### Exercise
Pull from the data below each line where the word "title" occurs, and copy it.

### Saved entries
==========

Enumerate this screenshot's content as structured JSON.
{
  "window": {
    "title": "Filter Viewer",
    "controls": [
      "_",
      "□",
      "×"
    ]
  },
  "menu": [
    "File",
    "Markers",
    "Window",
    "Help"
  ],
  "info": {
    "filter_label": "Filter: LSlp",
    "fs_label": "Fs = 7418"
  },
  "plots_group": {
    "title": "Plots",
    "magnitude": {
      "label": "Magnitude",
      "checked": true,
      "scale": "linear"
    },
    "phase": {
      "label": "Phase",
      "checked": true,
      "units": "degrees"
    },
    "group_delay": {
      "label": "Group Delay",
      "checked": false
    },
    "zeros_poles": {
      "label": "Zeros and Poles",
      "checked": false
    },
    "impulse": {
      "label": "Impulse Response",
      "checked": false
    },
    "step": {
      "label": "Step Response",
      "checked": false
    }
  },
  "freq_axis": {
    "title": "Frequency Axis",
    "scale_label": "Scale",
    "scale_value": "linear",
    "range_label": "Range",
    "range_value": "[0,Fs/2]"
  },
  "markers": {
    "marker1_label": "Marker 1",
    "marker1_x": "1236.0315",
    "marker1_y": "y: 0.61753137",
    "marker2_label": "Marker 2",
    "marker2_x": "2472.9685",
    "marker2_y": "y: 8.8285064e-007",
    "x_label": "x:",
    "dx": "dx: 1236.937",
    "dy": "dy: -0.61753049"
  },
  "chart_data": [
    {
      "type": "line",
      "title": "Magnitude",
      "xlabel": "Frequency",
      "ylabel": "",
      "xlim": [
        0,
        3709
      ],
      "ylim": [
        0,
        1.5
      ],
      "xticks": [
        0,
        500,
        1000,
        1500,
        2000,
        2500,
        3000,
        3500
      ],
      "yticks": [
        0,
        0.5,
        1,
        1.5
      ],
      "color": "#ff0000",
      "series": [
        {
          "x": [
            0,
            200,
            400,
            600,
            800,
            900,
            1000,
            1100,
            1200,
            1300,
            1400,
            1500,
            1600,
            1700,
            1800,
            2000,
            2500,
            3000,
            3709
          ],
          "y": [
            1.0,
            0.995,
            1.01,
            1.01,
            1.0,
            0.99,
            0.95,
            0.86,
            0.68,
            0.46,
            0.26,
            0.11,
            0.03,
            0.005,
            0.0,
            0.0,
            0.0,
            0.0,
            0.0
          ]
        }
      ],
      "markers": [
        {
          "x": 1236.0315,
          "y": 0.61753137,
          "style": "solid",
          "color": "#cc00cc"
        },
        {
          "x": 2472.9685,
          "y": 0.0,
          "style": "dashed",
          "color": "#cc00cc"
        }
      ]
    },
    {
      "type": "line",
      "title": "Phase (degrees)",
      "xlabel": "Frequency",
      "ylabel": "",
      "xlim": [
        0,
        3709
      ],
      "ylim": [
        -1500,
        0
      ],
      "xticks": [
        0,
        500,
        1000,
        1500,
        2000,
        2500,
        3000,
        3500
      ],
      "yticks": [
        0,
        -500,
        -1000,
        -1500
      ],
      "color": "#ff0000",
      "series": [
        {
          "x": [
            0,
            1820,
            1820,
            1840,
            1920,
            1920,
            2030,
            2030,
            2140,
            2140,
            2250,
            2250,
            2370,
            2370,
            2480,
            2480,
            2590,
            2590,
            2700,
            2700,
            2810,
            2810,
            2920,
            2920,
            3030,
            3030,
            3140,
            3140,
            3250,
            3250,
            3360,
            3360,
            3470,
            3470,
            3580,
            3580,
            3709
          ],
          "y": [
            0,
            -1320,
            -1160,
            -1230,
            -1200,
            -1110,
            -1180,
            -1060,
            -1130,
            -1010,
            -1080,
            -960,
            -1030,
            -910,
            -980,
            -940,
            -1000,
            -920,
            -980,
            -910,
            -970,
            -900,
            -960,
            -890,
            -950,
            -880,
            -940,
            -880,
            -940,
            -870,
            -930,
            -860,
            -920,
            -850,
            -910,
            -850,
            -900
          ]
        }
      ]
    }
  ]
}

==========

### Completed task
    "title": "Filter Viewer",
    "title": "Plots",
    "title": "Frequency Axis",
      "title": "Magnitude",
      "title": "Phase (degrees)",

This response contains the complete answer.